Problem to solve>
Go through the entries and copy each one exactly. Leave none out.

Data records for software interfaces:
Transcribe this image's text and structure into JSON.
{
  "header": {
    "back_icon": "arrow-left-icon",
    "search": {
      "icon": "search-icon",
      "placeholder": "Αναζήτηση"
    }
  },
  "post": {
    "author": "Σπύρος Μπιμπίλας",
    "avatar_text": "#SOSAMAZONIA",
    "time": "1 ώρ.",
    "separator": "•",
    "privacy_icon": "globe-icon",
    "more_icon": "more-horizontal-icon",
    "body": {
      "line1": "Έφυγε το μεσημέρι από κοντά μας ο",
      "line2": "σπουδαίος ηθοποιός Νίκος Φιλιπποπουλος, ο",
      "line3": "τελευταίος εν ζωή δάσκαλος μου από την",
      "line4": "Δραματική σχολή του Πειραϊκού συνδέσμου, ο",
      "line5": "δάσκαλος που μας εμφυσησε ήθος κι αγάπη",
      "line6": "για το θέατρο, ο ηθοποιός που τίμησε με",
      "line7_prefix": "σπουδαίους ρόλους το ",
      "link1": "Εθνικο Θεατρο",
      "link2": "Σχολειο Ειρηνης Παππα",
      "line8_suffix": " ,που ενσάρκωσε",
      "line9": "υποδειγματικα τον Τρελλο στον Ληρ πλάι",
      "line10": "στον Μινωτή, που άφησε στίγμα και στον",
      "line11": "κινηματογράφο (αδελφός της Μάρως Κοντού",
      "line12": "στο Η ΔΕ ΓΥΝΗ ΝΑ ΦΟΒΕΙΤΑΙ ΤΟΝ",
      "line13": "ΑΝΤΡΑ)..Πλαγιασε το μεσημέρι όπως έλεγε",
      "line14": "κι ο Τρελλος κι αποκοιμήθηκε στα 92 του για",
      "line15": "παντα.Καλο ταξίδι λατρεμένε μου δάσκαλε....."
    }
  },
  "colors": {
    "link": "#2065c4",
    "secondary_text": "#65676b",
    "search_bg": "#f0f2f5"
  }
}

Response>
Transcribe this image's text and structure into JSON.
{
  "header": {
    "back_icon": "arrow-left-icon",
    "search": {
      "icon": "search-icon",
      "placeholder": "Αναζήτηση"
    }
  },
  "post": {
    "author": "Σπύρος Μπιμπίλας",
    "avatar_text": "#SOSAMAZONIA",
    "time": "1 ώρ.",
    "separator": "•",
    "privacy_icon": "globe-icon",
    "more_icon": "more-horizontal-icon",
    "body": {
      "line1": "Έφυγε το μεσημέρι από κοντά μας ο",
      "line2": "σπουδαίος ηθοποιός Νίκος Φιλιπποπουλος, ο",
      "line3": "τελευταίος εν ζωή δάσκαλος μου από την",
      "line4": "Δραματική σχολή του Πειραϊκού συνδέσμου, ο",
      "line5": "δάσκαλος που μας εμφυσησε ήθος κι αγάπη",
      "line6": "για το θέατρο, ο ηθοποιός που τίμησε με",
      "line7_prefix": "σπουδαίους ρόλους το ",
      "link1": "Εθνικο Θεατρο",
      "link2": "Σχολειο Ειρηνης Παππα",
      "line8_suffix": " ,που ενσάρκωσε",
      "line9": "υποδειγματικα τον Τρελλο στον Ληρ πλάι",
      "line10": "στον Μινωτή, που άφησε στίγμα και στον",
      "line11": "κινηματογράφο (αδελφός της Μάρως Κοντού",
      "line12": "στο Η ΔΕ ΓΥΝΗ ΝΑ ΦΟΒΕΙΤΑΙ ΤΟΝ",
      "line13": "ΑΝΤΡΑ)..Πλαγιασε το μεσημέρι όπως έλεγε",
      "line14": "κι ο Τρελλος κι αποκοιμήθηκε στα 92 του για",
      "line15": "παντα.Καλο ταξίδι λατρεμένε μου δάσκαλε....."
    }
  },
  "colors": {
    "link": "#2065c4",
    "secondary_text": "#65676b",
    "search_bg": "#f0f2f5"
  }
}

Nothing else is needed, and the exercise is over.